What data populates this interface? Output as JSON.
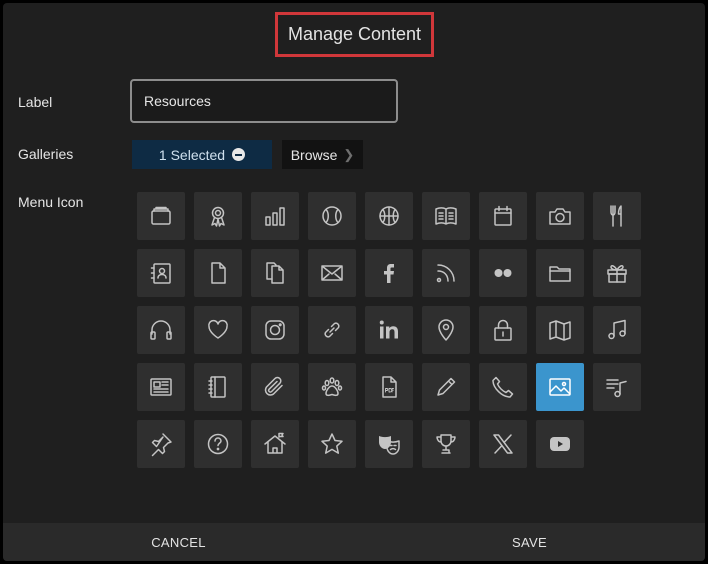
{
  "dialog": {
    "title": "Manage Content"
  },
  "fields": {
    "label": {
      "label": "Label",
      "value": "Resources"
    },
    "galleries": {
      "label": "Galleries",
      "selected_label": "1 Selected",
      "browse_label": "Browse"
    },
    "menu_icon": {
      "label": "Menu Icon"
    }
  },
  "icons": [
    [
      "wallet",
      "award",
      "bar-chart",
      "baseball",
      "basketball",
      "book",
      "calendar",
      "camera",
      "cutlery"
    ],
    [
      "contact-card",
      "document",
      "documents",
      "mail",
      "facebook",
      "rss",
      "flickr",
      "folder",
      "gift"
    ],
    [
      "headphones",
      "heart",
      "instagram",
      "link",
      "linkedin",
      "map-pin",
      "lock",
      "map",
      "music"
    ],
    [
      "newspaper",
      "notebook",
      "paperclip",
      "paw",
      "pdf",
      "pencil",
      "phone",
      "image",
      "playlist"
    ],
    [
      "pushpin",
      "question",
      "house-flag",
      "star",
      "theater-masks",
      "trophy",
      "x-logo",
      "youtube"
    ]
  ],
  "selected_icon": "image",
  "colors": {
    "accent": "#3b95cd",
    "highlight_border": "#d0373a",
    "selected_pill": "#0e2b44"
  },
  "footer": {
    "cancel_label": "CANCEL",
    "save_label": "SAVE"
  }
}
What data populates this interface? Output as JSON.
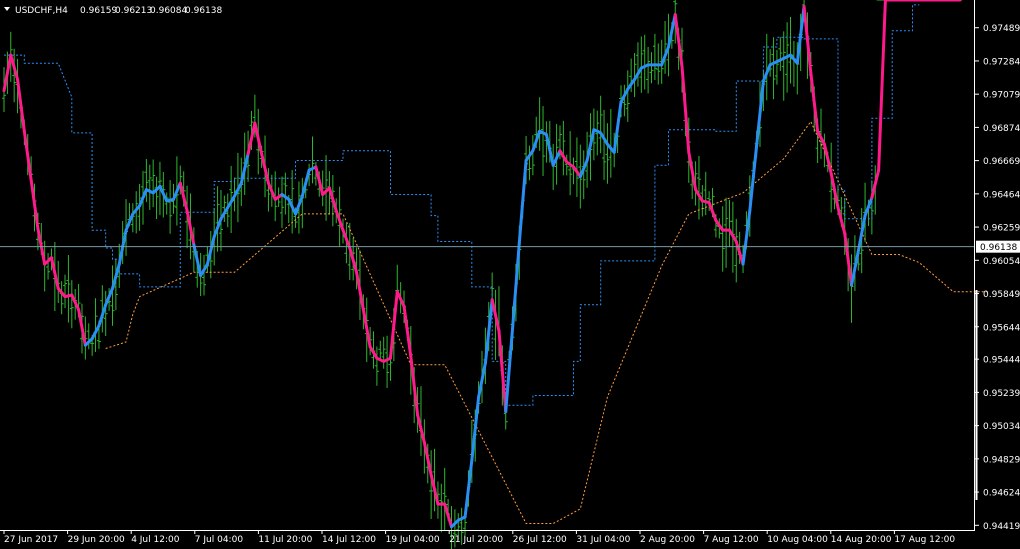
{
  "header": {
    "symbol": "USDCHF,H4",
    "open": "0.96159",
    "high": "0.96213",
    "low": "0.96084",
    "close": "0.96138"
  },
  "colors": {
    "background": "#000000",
    "bars": "#2fb82f",
    "trend_up": "#2a8ff5",
    "trend_down": "#ff1a8c",
    "upper_channel": "#2a8ff5",
    "lower_channel": "#ff9e3d",
    "current_price_line": "#7a9aa8"
  },
  "chart_data": {
    "type": "line",
    "symbol": "USDCHF",
    "timeframe": "H4",
    "x_tick_labels": [
      "27 Jun 2017",
      "29 Jun 20:00",
      "4 Jul 12:00",
      "7 Jul 04:00",
      "11 Jul 20:00",
      "14 Jul 12:00",
      "19 Jul 04:00",
      "21 Jul 20:00",
      "26 Jul 12:00",
      "31 Jul 04:00",
      "2 Aug 20:00",
      "7 Aug 12:00",
      "10 Aug 04:00",
      "14 Aug 20:00",
      "17 Aug 12:00"
    ],
    "y_ticks": [
      0.97489,
      0.97284,
      0.97079,
      0.96874,
      0.96669,
      0.96464,
      0.96259,
      0.96054,
      0.95849,
      0.95644,
      0.95444,
      0.95239,
      0.95034,
      0.94829,
      0.94624,
      0.94419
    ],
    "y_tick_labels": [
      "0.97489",
      "0.97284",
      "0.97079",
      "0.96874",
      "0.96669",
      "0.96464",
      "0.96259",
      "0.96054",
      "0.95849",
      "0.95644",
      "0.95444",
      "0.95239",
      "0.95034",
      "0.94829",
      "0.94624",
      "0.94419"
    ],
    "ylim": [
      0.9439,
      0.9766
    ],
    "current_price": 0.96138,
    "current_price_label": "0.96138",
    "grid": false,
    "trend_line": {
      "x": [
        0,
        2,
        4,
        6,
        8,
        10,
        12,
        14,
        16,
        18,
        20,
        22,
        24,
        26,
        28,
        30,
        32,
        34,
        36,
        38,
        40,
        42,
        44,
        46,
        48,
        50,
        52,
        54,
        56,
        58,
        60,
        62,
        64,
        66,
        68,
        70,
        72,
        74,
        76,
        78,
        80,
        82,
        84,
        86,
        88,
        90,
        92,
        94,
        96,
        98,
        100,
        102,
        104,
        106,
        108,
        110,
        112,
        114,
        116,
        118,
        120,
        122,
        124,
        126,
        128,
        130,
        132,
        134,
        136,
        138,
        140,
        142,
        144,
        146,
        148,
        150,
        152,
        154,
        156,
        158,
        160,
        162,
        164,
        166,
        168,
        170,
        172,
        174,
        176,
        178,
        180,
        182,
        184,
        186,
        188,
        190,
        192,
        194,
        196,
        198,
        200,
        202,
        204,
        206,
        208,
        210,
        212,
        214,
        216,
        218,
        220,
        222,
        224,
        226,
        228,
        230,
        232,
        234,
        236,
        238,
        240,
        242,
        244,
        246,
        248,
        250,
        252,
        254,
        256,
        258,
        260,
        262,
        264,
        266,
        268,
        270,
        272,
        274,
        276,
        278,
        280,
        282
      ],
      "values": [
        0.971,
        0.9732,
        0.9717,
        0.9685,
        0.9655,
        0.9625,
        0.9603,
        0.9607,
        0.9588,
        0.9583,
        0.9584,
        0.9575,
        0.9553,
        0.9557,
        0.9565,
        0.9578,
        0.9588,
        0.9603,
        0.9624,
        0.9634,
        0.9639,
        0.9649,
        0.9647,
        0.9651,
        0.9642,
        0.9643,
        0.9653,
        0.9636,
        0.9615,
        0.9596,
        0.9603,
        0.962,
        0.9631,
        0.9638,
        0.9645,
        0.9653,
        0.9671,
        0.969,
        0.9671,
        0.9653,
        0.9643,
        0.9646,
        0.9643,
        0.9634,
        0.9645,
        0.9661,
        0.9663,
        0.9646,
        0.965,
        0.9636,
        0.9624,
        0.9613,
        0.9598,
        0.9575,
        0.9552,
        0.9545,
        0.9543,
        0.9545,
        0.9586,
        0.9577,
        0.9546,
        0.951,
        0.9493,
        0.9473,
        0.9455,
        0.9455,
        0.9441,
        0.9445,
        0.9447,
        0.9482,
        0.9521,
        0.9542,
        0.9581,
        0.9562,
        0.9512,
        0.9563,
        0.9616,
        0.9667,
        0.9673,
        0.9685,
        0.9683,
        0.9664,
        0.9673,
        0.9666,
        0.9663,
        0.9657,
        0.9667,
        0.9686,
        0.9684,
        0.9677,
        0.9672,
        0.9703,
        0.9711,
        0.9717,
        0.9724,
        0.9726,
        0.9726,
        0.9726,
        0.9737,
        0.9757,
        0.9725,
        0.9672,
        0.9649,
        0.9642,
        0.9641,
        0.963,
        0.9624,
        0.9624,
        0.9617,
        0.9603,
        0.9636,
        0.9676,
        0.9716,
        0.9726,
        0.9728,
        0.973,
        0.9732,
        0.9727,
        0.9762,
        0.9721,
        0.9685,
        0.9677,
        0.9659,
        0.9638,
        0.9622,
        0.959,
        0.9611,
        0.9633,
        0.9644,
        0.9661
      ],
      "direction": [
        "down",
        "down",
        "down",
        "down",
        "down",
        "down",
        "down",
        "down",
        "down",
        "down",
        "down",
        "down",
        "up",
        "up",
        "up",
        "up",
        "up",
        "up",
        "up",
        "up",
        "up",
        "up",
        "up",
        "up",
        "up",
        "up",
        "down",
        "down",
        "up",
        "up",
        "up",
        "up",
        "up",
        "up",
        "up",
        "up",
        "down",
        "down",
        "down",
        "down",
        "down",
        "up",
        "up",
        "up",
        "up",
        "up",
        "down",
        "down",
        "down",
        "down",
        "down",
        "down",
        "down",
        "down",
        "down",
        "down",
        "down",
        "down",
        "down",
        "down",
        "down",
        "down",
        "down",
        "down",
        "down",
        "down",
        "up",
        "up",
        "up",
        "up",
        "up",
        "up",
        "down",
        "down",
        "up",
        "up",
        "up",
        "up",
        "up",
        "up",
        "up",
        "up",
        "down",
        "down",
        "down",
        "up",
        "up",
        "up",
        "up",
        "up",
        "up",
        "up",
        "up",
        "up",
        "up",
        "up",
        "up",
        "up",
        "up",
        "down",
        "down",
        "down",
        "down",
        "down",
        "down",
        "down",
        "down",
        "down",
        "down",
        "up",
        "up",
        "up",
        "up",
        "up",
        "up",
        "up",
        "up",
        "up",
        "down",
        "down",
        "down",
        "down",
        "down",
        "down",
        "down",
        "up",
        "up",
        "up",
        "down",
        "down"
      ]
    },
    "upper_channel": {
      "x": [
        0,
        6,
        6,
        16,
        20,
        20,
        26,
        26,
        30,
        30,
        32,
        32,
        34,
        34,
        40,
        40,
        52,
        52,
        62,
        62,
        68,
        68,
        86,
        86,
        100,
        100,
        114,
        114,
        126,
        126,
        128,
        128,
        138,
        138,
        144,
        144,
        148,
        148,
        156,
        156,
        168,
        168,
        170,
        170,
        176,
        176,
        192,
        192,
        196,
        196,
        210,
        210,
        216,
        216,
        224,
        224,
        228,
        228,
        236,
        236,
        246,
        246,
        248,
        248,
        256,
        256,
        262,
        262,
        268,
        268,
        270,
        270,
        282
      ],
      "values": [
        0.9732,
        0.9732,
        0.9727,
        0.9727,
        0.9706,
        0.9684,
        0.9684,
        0.9624,
        0.9624,
        0.9613,
        0.9613,
        0.9606,
        0.9606,
        0.9597,
        0.9597,
        0.9589,
        0.9589,
        0.9635,
        0.9635,
        0.9654,
        0.9654,
        0.9656,
        0.9656,
        0.9667,
        0.9667,
        0.9673,
        0.9673,
        0.9646,
        0.9646,
        0.9633,
        0.9633,
        0.9617,
        0.9617,
        0.9589,
        0.9589,
        0.9543,
        0.9543,
        0.9516,
        0.9516,
        0.9522,
        0.9522,
        0.9543,
        0.9543,
        0.9578,
        0.9578,
        0.9605,
        0.9605,
        0.9664,
        0.9664,
        0.9686,
        0.9686,
        0.9685,
        0.9685,
        0.9716,
        0.9716,
        0.9737,
        0.9737,
        0.9743,
        0.9743,
        0.9742,
        0.9742,
        0.9649,
        0.9649,
        0.9631,
        0.9631,
        0.9693,
        0.9693,
        0.9747,
        0.9747,
        0.9763,
        0.9763,
        0.9763
      ]
    },
    "lower_channel": {
      "x": [
        30,
        30,
        36,
        36,
        38,
        38,
        40,
        40,
        56,
        56,
        60,
        60,
        68,
        68,
        88,
        88,
        100,
        100,
        120,
        120,
        130,
        130,
        154,
        154,
        162,
        162,
        170,
        170,
        178,
        178,
        194,
        194,
        202,
        202,
        218,
        218,
        230,
        230,
        238,
        238,
        256,
        256,
        264,
        264,
        270,
        270,
        280,
        280,
        290
      ],
      "values": [
        0.9551,
        0.9551,
        0.9555,
        0.9555,
        0.9572,
        0.9572,
        0.9583,
        0.9583,
        0.9598,
        0.9598,
        0.9598,
        0.9598,
        0.9598,
        0.9598,
        0.9634,
        0.9634,
        0.9634,
        0.9634,
        0.9541,
        0.9541,
        0.9541,
        0.9541,
        0.9443,
        0.9443,
        0.9443,
        0.9443,
        0.9452,
        0.9452,
        0.9521,
        0.9521,
        0.9602,
        0.9602,
        0.9634,
        0.9634,
        0.9647,
        0.9647,
        0.9668,
        0.9668,
        0.9691,
        0.9691,
        0.9609,
        0.9609,
        0.9609,
        0.9609,
        0.9604,
        0.9604,
        0.9586,
        0.9586,
        0.9586
      ]
    }
  }
}
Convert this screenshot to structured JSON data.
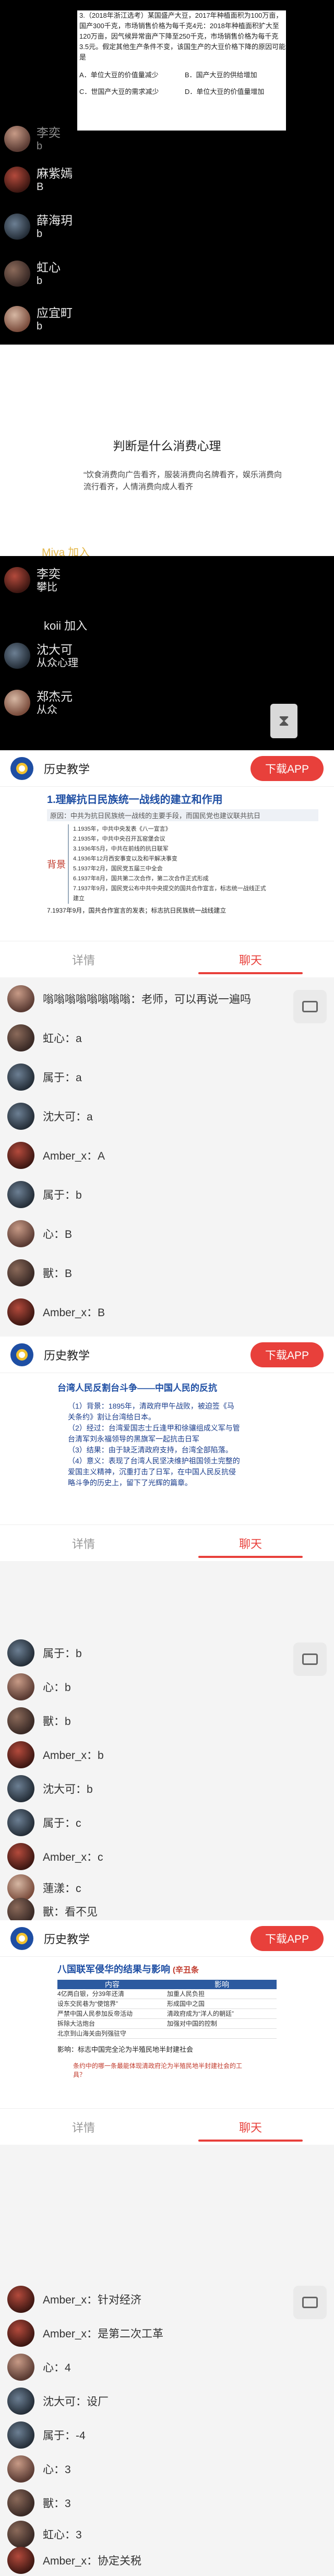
{
  "quiz": {
    "question": "3.（2018年浙江选考）某国盛产大豆，2017年种植面积为100万亩，国产300千克，市场销售价格为每千克4元：2018年种植面积扩大至120万亩，因气候异常亩产下降至250千克，市场销售价格为每千克3.5元。假定其他生产条件不变，该国生产的大豆价格下降的原因可能是",
    "options": [
      "A．单位大豆的价值量减少",
      "B．国产大豆的供给增加",
      "C．世国产大豆的需求减少",
      "D．单位大豆的价值量增加"
    ]
  },
  "chat_dark_1": [
    {
      "name": "李奕",
      "msg": "b"
    },
    {
      "name": "麻紫嫣",
      "msg": "B"
    },
    {
      "name": "薛海玥",
      "msg": "b"
    },
    {
      "name": "虹心",
      "msg": "b"
    },
    {
      "name": "应宜町",
      "msg": "b"
    }
  ],
  "board": {
    "title": "判断是什么消费心理",
    "body": "“饮食消费向广告看齐，服装消费向名牌看齐，娱乐消费向流行看齐，人情消费向成人看齐",
    "join": "Miya 加入"
  },
  "chat_dark_2": [
    {
      "name": "李奕",
      "msg": "攀比"
    },
    {
      "name": "koii 加入",
      "msg": ""
    },
    {
      "name": "沈大可",
      "msg": "从众心理"
    },
    {
      "name": "郑杰元",
      "msg": "从众"
    }
  ],
  "course": {
    "title": "历史教学",
    "download": "下载APP"
  },
  "tabs": {
    "details": "详情",
    "chat": "聊天"
  },
  "slide1": {
    "title": "1.理解抗日民族统一战线的建立和作用",
    "subtitle": "原因：中共为抗日民族统一战线的主要手段，而国民党也建议联共抗日",
    "side": "背景",
    "items": [
      "1.1935年，中共中央发表《八一宣言》",
      "2.1935年，中共中央召开瓦窑堡会议",
      "3.1936年5月，中共在前线的抗日联军",
      "4.1936年12月西安事变以及和平解决事变",
      "5.1937年2月，国民党五届三中全会",
      "6.1937年8月，国共第二次合作，第二次合作正式形成",
      "7.1937年9月，国民党公布中共中央提交的国共合作宣言，标志统一战线正式建立"
    ],
    "note": "7.1937年9月，国共合作宣言的发表；标志抗日民族统一战线建立"
  },
  "chat_light_1": [
    {
      "name": "嗡嗡嗡嗡嗡嗡嗡嗡",
      "msg": "老师，可以再说一遍吗"
    },
    {
      "name": "虹心",
      "msg": "a"
    },
    {
      "name": "属于",
      "msg": "a"
    },
    {
      "name": "沈大可",
      "msg": "a"
    },
    {
      "name": "Amber_x",
      "msg": "A"
    },
    {
      "name": "属于",
      "msg": "b"
    },
    {
      "name": "心",
      "msg": "B"
    },
    {
      "name": "獸",
      "msg": "B"
    },
    {
      "name": "Amber_x",
      "msg": "B"
    }
  ],
  "slide2": {
    "title": "台湾人民反割台斗争——中国人民的反抗",
    "lines": [
      "（1）背景：1895年，清政府甲午战败，被迫签《马关条约》割让台湾给日本。",
      "（2）经过：台湾爱国志士丘逢甲和徐骧组成义军与管台清军刘永福领导的黑旗军一起抗击日军",
      "（3）结果：由于缺乏清政府支持，台湾全部陷落。",
      "（4）意义：表现了台湾人民坚决维护祖国领土完整的爱国主义精神，沉重打击了日军，在中国人民反抗侵略斗争的历史上，留下了光辉的篇章。"
    ]
  },
  "chat_light_2": [
    {
      "name": "属于",
      "msg": "b"
    },
    {
      "name": "心",
      "msg": "b"
    },
    {
      "name": "獸",
      "msg": "b"
    },
    {
      "name": "Amber_x",
      "msg": "b"
    },
    {
      "name": "沈大可",
      "msg": "b"
    },
    {
      "name": "属于",
      "msg": "c"
    },
    {
      "name": "Amber_x",
      "msg": "c"
    },
    {
      "name": "蓮漾",
      "msg": "c"
    },
    {
      "name": "獸",
      "msg": "看不见"
    }
  ],
  "slide3": {
    "title": "八国联军侵华的结果与影响",
    "tag": "(辛丑条",
    "col1": "内容",
    "col2": "影响",
    "rows": [
      [
        "4亿两白银，分39年还清",
        "加重人民负担"
      ],
      [
        "设东交民巷为“使馆界”",
        "形成国中之国"
      ],
      [
        "严禁中国人民参加反帝活动",
        "清政府成为“洋人的朝廷”"
      ],
      [
        "拆除大沽炮台",
        "加强对中国的控制"
      ],
      [
        "北京到山海关由列强驻守",
        ""
      ]
    ],
    "conclusion": "影响：标志中国完全沦为半殖民地半封建社会",
    "question": "条约中的哪一条最能体现清政府沦为半殖民地半封建社会的工具？"
  },
  "chat_light_3": [
    {
      "name": "Amber_x",
      "msg": "针对经济"
    },
    {
      "name": "Amber_x",
      "msg": "是第二次工革"
    },
    {
      "name": "心",
      "msg": "4"
    },
    {
      "name": "沈大可",
      "msg": "设厂"
    },
    {
      "name": "属于",
      "msg": "-4"
    },
    {
      "name": "心",
      "msg": "3"
    },
    {
      "name": "獸",
      "msg": "3"
    },
    {
      "name": "虹心",
      "msg": "3"
    },
    {
      "name": "Amber_x",
      "msg": "协定关税"
    }
  ]
}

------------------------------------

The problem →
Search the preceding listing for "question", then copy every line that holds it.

Task solution →
      "question",
    "question": "3.（2018年浙江选考）某国盛产大豆，2017年种植面积为100万亩，国产300千克，市场销售价格为每千克4元：2018年种植面积扩大至120万亩，因气候异常亩产下降至250千克，市场销售价格为每千克3.5元。假定其他生产条件不变，该国生产的大豆价格下降的原因可能是",
    "question": "条约中的哪一条最能体现清政府沦为半殖民地半封建社会的工具？"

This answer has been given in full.